The trail of tears has to be one of the worst events to ever happen on American soil, and while the Cherokee weren’t simply bystanders and victims, it cannot be denied that with expansionism and American exceptionality came destruction. In the beginning, it was ideas brought out by the enlightenment that justified the horrendous treatment of Natives. These ideas were that some races were inherently inferior and the belief that democratic ideals of equality and freedom only applied to Europeans.
Ideas of exceptionalism arose from John Winthrop and Tocqueville’s beliefs. Winthrop because the colonists were rebellious and innovative in their creation of a colony that would tolerate their extremist reviews. Tocqueville, because the colonists managed to create a Democratic nation. It was the combination of enlightenment ideas regarding race and the colonists, and Americans strong convictions of their exceptionality, that led to the subjugation of Native Americans, in this case Cherokee Natives.
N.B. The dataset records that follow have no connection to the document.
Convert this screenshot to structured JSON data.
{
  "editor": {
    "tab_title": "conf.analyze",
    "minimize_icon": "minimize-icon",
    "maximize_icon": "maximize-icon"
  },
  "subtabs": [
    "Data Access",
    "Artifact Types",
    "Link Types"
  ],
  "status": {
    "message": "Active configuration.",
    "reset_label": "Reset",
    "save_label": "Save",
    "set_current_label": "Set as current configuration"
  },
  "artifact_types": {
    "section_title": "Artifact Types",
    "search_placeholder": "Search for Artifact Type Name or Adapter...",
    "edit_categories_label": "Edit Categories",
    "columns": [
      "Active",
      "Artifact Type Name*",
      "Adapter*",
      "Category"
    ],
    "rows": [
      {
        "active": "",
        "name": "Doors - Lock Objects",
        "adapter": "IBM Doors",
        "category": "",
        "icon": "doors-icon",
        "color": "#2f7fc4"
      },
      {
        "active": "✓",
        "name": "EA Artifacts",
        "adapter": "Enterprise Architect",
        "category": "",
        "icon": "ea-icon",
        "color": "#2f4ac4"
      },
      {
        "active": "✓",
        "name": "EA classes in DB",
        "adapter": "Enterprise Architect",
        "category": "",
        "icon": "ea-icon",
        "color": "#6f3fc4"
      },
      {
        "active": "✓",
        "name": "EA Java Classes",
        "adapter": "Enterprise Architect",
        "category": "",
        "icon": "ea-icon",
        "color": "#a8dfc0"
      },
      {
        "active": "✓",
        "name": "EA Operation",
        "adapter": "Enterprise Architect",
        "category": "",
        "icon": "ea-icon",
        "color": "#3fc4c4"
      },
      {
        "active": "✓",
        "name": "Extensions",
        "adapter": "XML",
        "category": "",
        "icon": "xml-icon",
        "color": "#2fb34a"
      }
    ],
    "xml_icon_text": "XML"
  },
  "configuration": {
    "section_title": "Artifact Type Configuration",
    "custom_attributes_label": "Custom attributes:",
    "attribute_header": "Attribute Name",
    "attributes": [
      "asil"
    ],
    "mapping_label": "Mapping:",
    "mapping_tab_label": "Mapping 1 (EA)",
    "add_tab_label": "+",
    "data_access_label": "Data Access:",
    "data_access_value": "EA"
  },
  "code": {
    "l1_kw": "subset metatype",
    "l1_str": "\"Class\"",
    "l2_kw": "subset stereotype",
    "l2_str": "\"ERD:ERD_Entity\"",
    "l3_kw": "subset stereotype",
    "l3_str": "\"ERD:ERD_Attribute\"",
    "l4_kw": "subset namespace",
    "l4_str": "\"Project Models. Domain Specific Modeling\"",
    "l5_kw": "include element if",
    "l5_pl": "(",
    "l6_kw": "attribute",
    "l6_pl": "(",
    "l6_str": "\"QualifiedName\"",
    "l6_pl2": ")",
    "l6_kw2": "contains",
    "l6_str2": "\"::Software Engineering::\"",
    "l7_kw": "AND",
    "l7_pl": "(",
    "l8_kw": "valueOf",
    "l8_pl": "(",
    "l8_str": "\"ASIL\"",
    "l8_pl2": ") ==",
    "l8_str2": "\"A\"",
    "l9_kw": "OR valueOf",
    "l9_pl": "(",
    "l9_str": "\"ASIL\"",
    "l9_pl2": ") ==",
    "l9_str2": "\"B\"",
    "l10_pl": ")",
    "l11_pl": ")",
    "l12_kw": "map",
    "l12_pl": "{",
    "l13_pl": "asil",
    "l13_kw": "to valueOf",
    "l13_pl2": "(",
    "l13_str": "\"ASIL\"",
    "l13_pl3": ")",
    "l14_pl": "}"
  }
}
The Cherokees were forever changed by the arrival of Europeans, and later the establishment of the United States. They lost, and were forced to cede their tribal lands, millions died because of disease and others were murdered, and eventually they came close to extinction because of continuous oppression. The Federal government has repeatedly overlooked issues plaguing Native Americans and has often been the instigator of problems they face, it is because of this long history of subjugation that Native American tribes are scarce, poorly funded and racked with problems of alcoholism, suicide and crime.